32 The average high school coach has contact with fewer than five college coaches, most of whom are local. Student-athletes and their families are responsible for connecting with college coaches.
33 An invitation for an official visit is a good sign that a scholarship offer is coming. If an athlete is not offered an official visit, they are not likely to be offered a scholarship.
34 College coaches do most of their initial evaluations by looking at videos from reliable sources and delivered online. After watching a video, a coach may make an in-person evaluation.
35 January 1 is the first day seniors can submit the FAFSA – do it as soon as possible! Money is given on a first come, first serve basis. You fill out the FAFSA using information from last year’s tax returns.
36 College student-athletes earn, on average, between $12,850 (for in-state, public school students) to $21,266 per year (for private school students) in scholarships, grants, and financial aid every year. That adds up over the course of 4-5 years.
37 Student-athletes who take the initiative to schedule unofficial visits will likely move up the recruitment list if they:
- Bring a list of questions to ask the coach,
- Express knowledge about the program, and
- Arrive on time with a copy of their resume and highlight or skills video.
38 The wider you cast your net looking for opportunities in college, the more you will find. Don’t fixate on “big name” schools – search high and low for the right college fit.
39 College coaches send admissions materials, brochures, and questionnaires to high school students to see which ones respond.
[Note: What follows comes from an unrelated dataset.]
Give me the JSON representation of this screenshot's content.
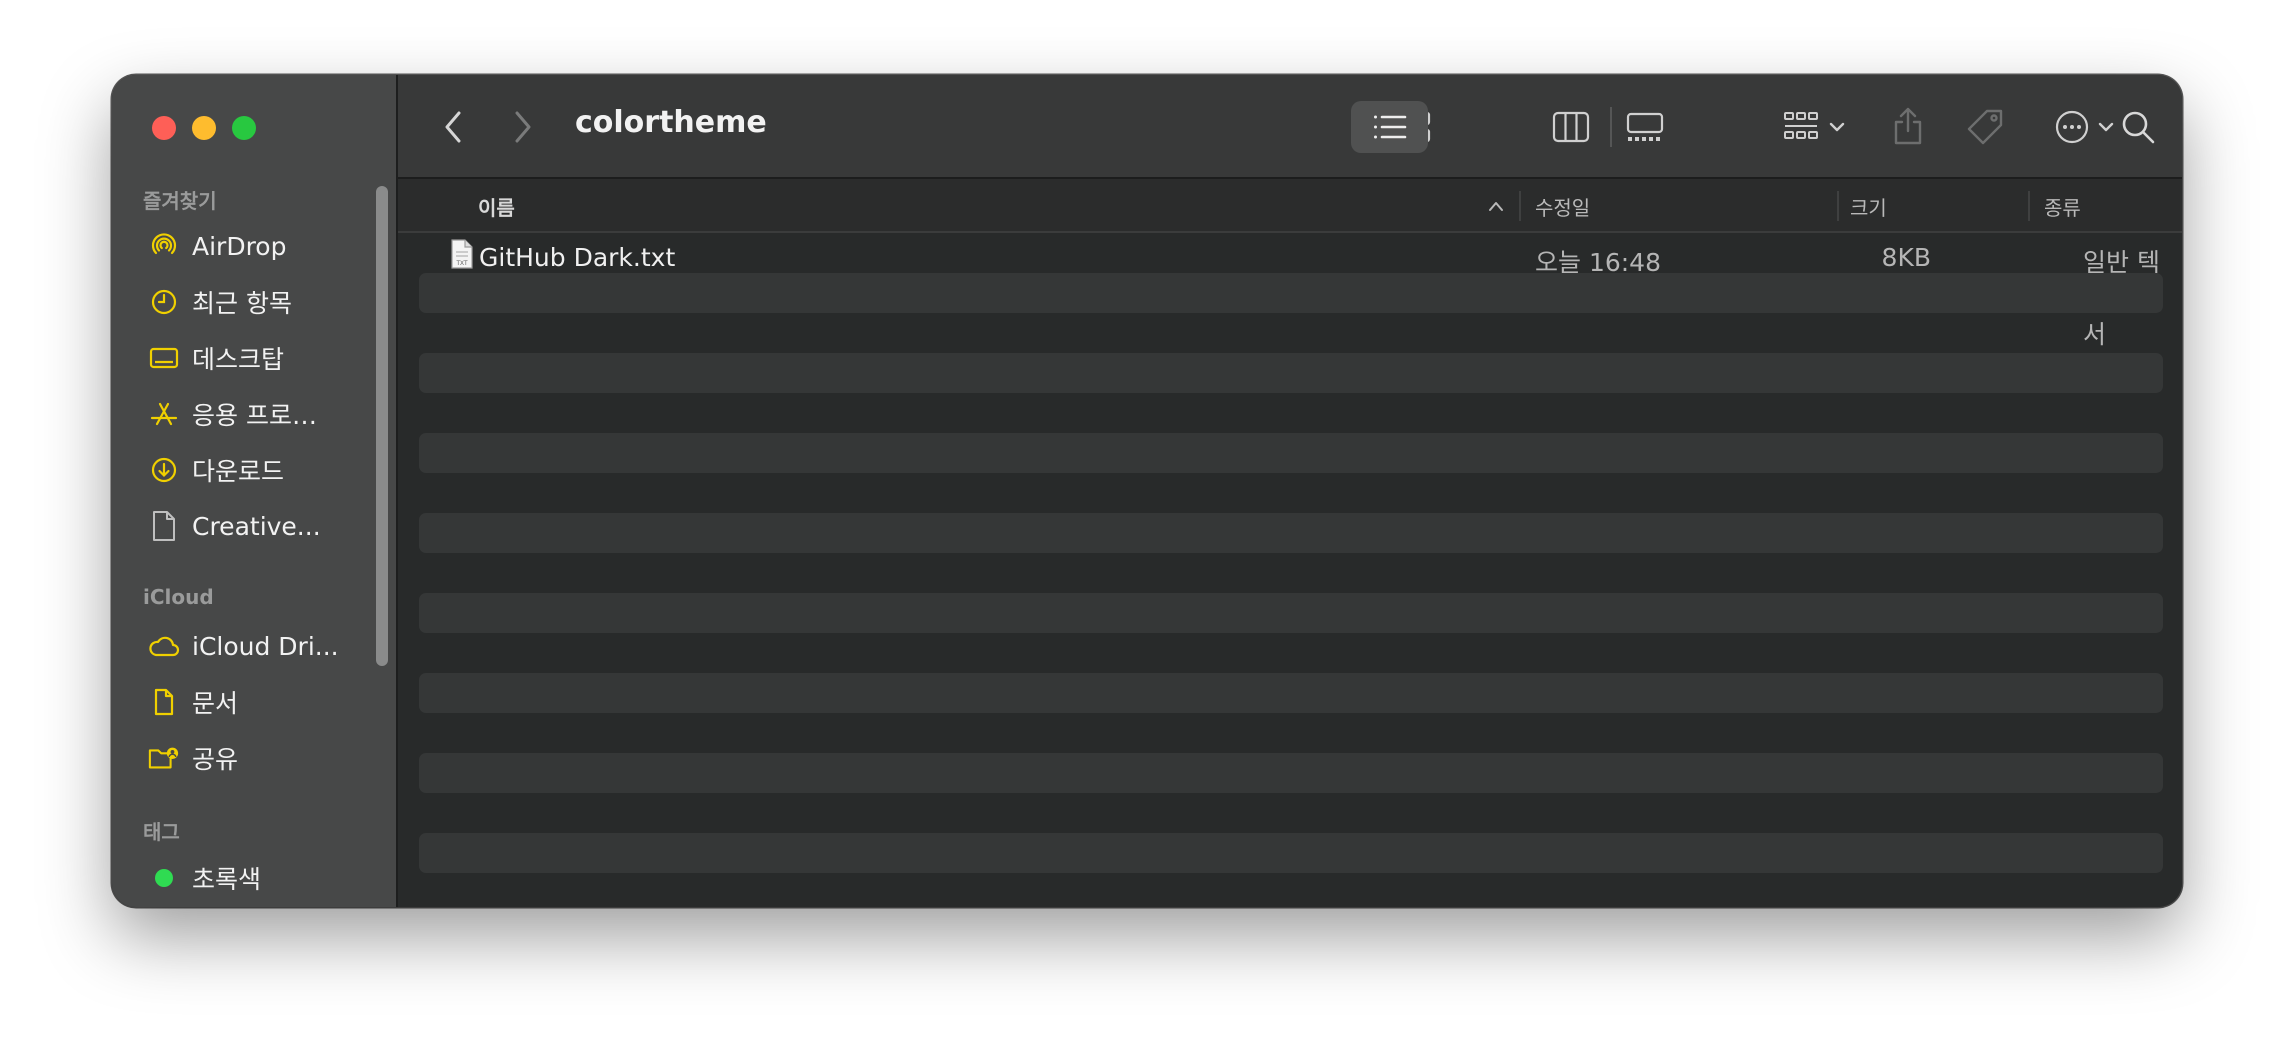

Those who do will stay on the recruiting list; those who don’t will be taken off it. If you receive a questionnaire, admissions material or brochure from a college coach – respond immediately, regardless of whether you want to attend the school. Even if you don’t, being recruited there may give you leverage down the road.
40 Call, introduce yourself, and find out who you should contact before you start sending your information to a program. If you want to be considered, make sure they are expecting to hear from you.